## Records for processing
++++

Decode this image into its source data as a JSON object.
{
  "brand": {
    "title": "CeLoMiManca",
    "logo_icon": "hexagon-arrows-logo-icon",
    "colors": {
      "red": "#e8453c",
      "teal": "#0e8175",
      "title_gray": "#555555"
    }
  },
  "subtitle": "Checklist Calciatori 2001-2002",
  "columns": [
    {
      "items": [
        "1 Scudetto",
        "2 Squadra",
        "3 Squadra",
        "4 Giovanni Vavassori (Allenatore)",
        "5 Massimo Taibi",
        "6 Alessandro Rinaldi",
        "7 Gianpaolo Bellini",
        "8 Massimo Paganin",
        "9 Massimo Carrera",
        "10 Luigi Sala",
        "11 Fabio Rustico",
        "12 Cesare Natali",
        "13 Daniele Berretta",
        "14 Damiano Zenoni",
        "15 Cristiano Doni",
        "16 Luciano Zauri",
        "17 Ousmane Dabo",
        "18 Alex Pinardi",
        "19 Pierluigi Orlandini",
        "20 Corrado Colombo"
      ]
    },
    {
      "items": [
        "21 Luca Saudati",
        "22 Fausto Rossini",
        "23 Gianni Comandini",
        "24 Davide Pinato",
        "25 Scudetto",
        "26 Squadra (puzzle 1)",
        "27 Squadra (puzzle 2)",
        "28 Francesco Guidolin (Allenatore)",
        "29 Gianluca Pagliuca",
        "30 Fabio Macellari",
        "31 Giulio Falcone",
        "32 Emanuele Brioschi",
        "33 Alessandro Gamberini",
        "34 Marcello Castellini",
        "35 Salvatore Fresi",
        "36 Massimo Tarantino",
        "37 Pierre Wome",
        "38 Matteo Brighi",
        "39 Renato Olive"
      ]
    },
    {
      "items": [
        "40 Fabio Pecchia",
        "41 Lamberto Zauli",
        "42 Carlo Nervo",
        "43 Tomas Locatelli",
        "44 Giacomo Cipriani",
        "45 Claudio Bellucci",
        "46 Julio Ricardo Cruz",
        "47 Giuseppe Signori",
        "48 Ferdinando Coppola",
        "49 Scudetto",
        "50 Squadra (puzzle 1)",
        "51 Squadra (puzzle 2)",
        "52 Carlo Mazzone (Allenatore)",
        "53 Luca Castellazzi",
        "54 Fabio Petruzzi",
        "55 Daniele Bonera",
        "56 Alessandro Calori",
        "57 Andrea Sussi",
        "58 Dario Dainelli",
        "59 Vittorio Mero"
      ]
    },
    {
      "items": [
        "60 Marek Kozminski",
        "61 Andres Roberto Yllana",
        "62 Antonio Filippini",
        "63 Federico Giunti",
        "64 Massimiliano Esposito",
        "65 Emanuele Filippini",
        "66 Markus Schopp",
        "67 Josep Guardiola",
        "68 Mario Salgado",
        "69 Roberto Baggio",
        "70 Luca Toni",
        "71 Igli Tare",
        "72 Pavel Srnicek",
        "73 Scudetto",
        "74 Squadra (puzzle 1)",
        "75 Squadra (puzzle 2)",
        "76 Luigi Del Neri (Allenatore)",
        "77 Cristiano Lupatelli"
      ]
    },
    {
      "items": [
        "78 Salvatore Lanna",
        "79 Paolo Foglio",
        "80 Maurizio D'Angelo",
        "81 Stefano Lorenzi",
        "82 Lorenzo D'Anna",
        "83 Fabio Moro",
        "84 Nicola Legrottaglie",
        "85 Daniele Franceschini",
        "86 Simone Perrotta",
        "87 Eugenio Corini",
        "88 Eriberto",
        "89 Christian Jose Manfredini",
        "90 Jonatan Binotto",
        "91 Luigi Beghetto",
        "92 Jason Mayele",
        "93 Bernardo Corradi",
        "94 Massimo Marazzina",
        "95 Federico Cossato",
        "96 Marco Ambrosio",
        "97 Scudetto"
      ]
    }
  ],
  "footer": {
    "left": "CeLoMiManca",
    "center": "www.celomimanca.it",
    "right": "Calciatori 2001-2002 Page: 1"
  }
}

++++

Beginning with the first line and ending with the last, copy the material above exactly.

Decode this image into its source data as a JSON object.
{
  "brand": {
    "title": "CeLoMiManca",
    "logo_icon": "hexagon-arrows-logo-icon",
    "colors": {
      "red": "#e8453c",
      "teal": "#0e8175",
      "title_gray": "#555555"
    }
  },
  "subtitle": "Checklist Calciatori 2001-2002",
  "columns": [
    {
      "items": [
        "1 Scudetto",
        "2 Squadra",
        "3 Squadra",
        "4 Giovanni Vavassori (Allenatore)",
        "5 Massimo Taibi",
        "6 Alessandro Rinaldi",
        "7 Gianpaolo Bellini",
        "8 Massimo Paganin",
        "9 Massimo Carrera",
        "10 Luigi Sala",
        "11 Fabio Rustico",
        "12 Cesare Natali",
        "13 Daniele Berretta",
        "14 Damiano Zenoni",
        "15 Cristiano Doni",
        "16 Luciano Zauri",
        "17 Ousmane Dabo",
        "18 Alex Pinardi",
        "19 Pierluigi Orlandini",
        "20 Corrado Colombo"
      ]
    },
    {
      "items": [
        "21 Luca Saudati",
        "22 Fausto Rossini",
        "23 Gianni Comandini",
        "24 Davide Pinato",
        "25 Scudetto",
        "26 Squadra (puzzle 1)",
        "27 Squadra (puzzle 2)",
        "28 Francesco Guidolin (Allenatore)",
        "29 Gianluca Pagliuca",
        "30 Fabio Macellari",
        "31 Giulio Falcone",
        "32 Emanuele Brioschi",
        "33 Alessandro Gamberini",
        "34 Marcello Castellini",
        "35 Salvatore Fresi",
        "36 Massimo Tarantino",
        "37 Pierre Wome",
        "38 Matteo Brighi",
        "39 Renato Olive"
      ]
    },
    {
      "items": [
        "40 Fabio Pecchia",
        "41 Lamberto Zauli",
        "42 Carlo Nervo",
        "43 Tomas Locatelli",
        "44 Giacomo Cipriani",
        "45 Claudio Bellucci",
        "46 Julio Ricardo Cruz",
        "47 Giuseppe Signori",
        "48 Ferdinando Coppola",
        "49 Scudetto",
        "50 Squadra (puzzle 1)",
        "51 Squadra (puzzle 2)",
        "52 Carlo Mazzone (Allenatore)",
        "53 Luca Castellazzi",
        "54 Fabio Petruzzi",
        "55 Daniele Bonera",
        "56 Alessandro Calori",
        "57 Andrea Sussi",
        "58 Dario Dainelli",
        "59 Vittorio Mero"
      ]
    },
    {
      "items": [
        "60 Marek Kozminski",
        "61 Andres Roberto Yllana",
        "62 Antonio Filippini",
        "63 Federico Giunti",
        "64 Massimiliano Esposito",
        "65 Emanuele Filippini",
        "66 Markus Schopp",
        "67 Josep Guardiola",
        "68 Mario Salgado",
        "69 Roberto Baggio",
        "70 Luca Toni",
        "71 Igli Tare",
        "72 Pavel Srnicek",
        "73 Scudetto",
        "74 Squadra (puzzle 1)",
        "75 Squadra (puzzle 2)",
        "76 Luigi Del Neri (Allenatore)",
        "77 Cristiano Lupatelli"
      ]
    },
    {
      "items": [
        "78 Salvatore Lanna",
        "79 Paolo Foglio",
        "80 Maurizio D'Angelo",
        "81 Stefano Lorenzi",
        "82 Lorenzo D'Anna",
        "83 Fabio Moro",
        "84 Nicola Legrottaglie",
        "85 Daniele Franceschini",
        "86 Simone Perrotta",
        "87 Eugenio Corini",
        "88 Eriberto",
        "89 Christian Jose Manfredini",
        "90 Jonatan Binotto",
        "91 Luigi Beghetto",
        "92 Jason Mayele",
        "93 Bernardo Corradi",
        "94 Massimo Marazzina",
        "95 Federico Cossato",
        "96 Marco Ambrosio",
        "97 Scudetto"
      ]
    }
  ],
  "footer": {
    "left": "CeLoMiManca",
    "center": "www.celomimanca.it",
    "right": "Calciatori 2001-2002 Page: 1"
  }
}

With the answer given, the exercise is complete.